Dermatofibrosarcoma protuberans (DFSP) is a rare type of slow-growing skin cancer that arises from the fibrous tissue of the skin. If left untreated, it can invade deeper structures under the skin, such as fat, muscle, or bone and can even metastasize to other organs such as the lungs—so the sooner it is found and treated, the better the outcome. NewYork-Presbyterian's skin cancer and sarcoma specialists are experts in the treatment of DFSP and offer a full range of therapies to meet your needs.
A Team of Specialists
You have access to a team of dermatologists, Mohs surgeons, dermatopathologists (doctors with advanced training in the skin histology), medical oncologists, surgical oncologists, radiation oncologists and others with experience caring for people with squamous cell carcinoma.

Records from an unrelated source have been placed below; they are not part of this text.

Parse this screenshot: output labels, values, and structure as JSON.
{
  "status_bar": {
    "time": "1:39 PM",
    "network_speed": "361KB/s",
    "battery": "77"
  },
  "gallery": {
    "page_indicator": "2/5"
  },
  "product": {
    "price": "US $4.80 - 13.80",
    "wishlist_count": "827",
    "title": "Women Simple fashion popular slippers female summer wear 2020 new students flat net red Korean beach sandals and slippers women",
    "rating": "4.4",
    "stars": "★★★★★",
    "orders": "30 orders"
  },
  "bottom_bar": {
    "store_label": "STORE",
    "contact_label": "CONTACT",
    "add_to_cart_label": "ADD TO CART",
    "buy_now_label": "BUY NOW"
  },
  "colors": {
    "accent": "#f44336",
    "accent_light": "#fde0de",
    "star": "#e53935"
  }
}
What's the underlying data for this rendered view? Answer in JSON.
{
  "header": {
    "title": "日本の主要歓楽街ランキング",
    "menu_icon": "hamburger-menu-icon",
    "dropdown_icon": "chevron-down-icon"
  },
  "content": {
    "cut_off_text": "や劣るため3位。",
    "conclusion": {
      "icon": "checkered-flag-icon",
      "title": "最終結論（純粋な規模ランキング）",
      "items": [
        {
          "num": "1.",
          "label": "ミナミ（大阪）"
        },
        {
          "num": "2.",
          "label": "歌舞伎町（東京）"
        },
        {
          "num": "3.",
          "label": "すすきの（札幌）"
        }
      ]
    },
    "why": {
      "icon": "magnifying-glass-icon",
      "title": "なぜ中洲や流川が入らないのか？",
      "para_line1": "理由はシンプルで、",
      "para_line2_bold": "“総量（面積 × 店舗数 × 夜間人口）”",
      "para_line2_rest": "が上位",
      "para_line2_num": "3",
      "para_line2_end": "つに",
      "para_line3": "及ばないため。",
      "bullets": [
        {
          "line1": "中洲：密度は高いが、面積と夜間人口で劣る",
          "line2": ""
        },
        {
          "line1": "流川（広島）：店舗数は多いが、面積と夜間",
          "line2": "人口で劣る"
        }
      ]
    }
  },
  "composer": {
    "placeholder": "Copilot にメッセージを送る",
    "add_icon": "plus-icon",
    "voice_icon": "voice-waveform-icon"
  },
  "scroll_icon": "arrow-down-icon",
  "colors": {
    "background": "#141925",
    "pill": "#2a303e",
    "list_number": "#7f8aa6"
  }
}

Your team will customize a plan of care tailored to your medical needs and personal preferences.
Surgery for Dermatofibrosarcoma Protuberans
Your treatment for DFSP will most likely include surgery to remove the tumor. NewYork-Presbyterian's skin cancer surgeons often use Mohs surgery, which must be performed by specially trained physicians. During this procedure, the tumor is removed layer by layer and microscopically examined each time to ensure elimination of cancer while preserving as much healthy skin as possible.
Nonsurgical Treatments for Dermatofibrosarcoma Protuberans
If your tumor has invaded fat, muscle, or bone, you may have other treatments besides surgery to destroy cancer.
- Radiation therapy. We use radiation to treat some large or oddly situated DFSP. We also use it after surgery in some people to kill any remaining cancer cells. NewYork-Presbyterian's radiation treatment centers are state-of-the-art facilities featuring the latest highly focused radiation technologies.
- Oral anticancer therapy. Imatinib is an oral drug (taken by mouth) used to treat some people with DFSP tumors that cannot be treated with surgery, have come back after prior therapy, or have spread to other parts of the body. In some cases, imatinib shrinks an inoperable tumor enough so that is can be surgically removed. Your doctor will tell you if imatinib is part of your treatment plan and advise you on its use.
Because DFSP has a tendency to come back, your doctor will want to see you periodically to check you for recurrence. Your team at NewYork-Presbyterian is here to monitor you for as long as you need.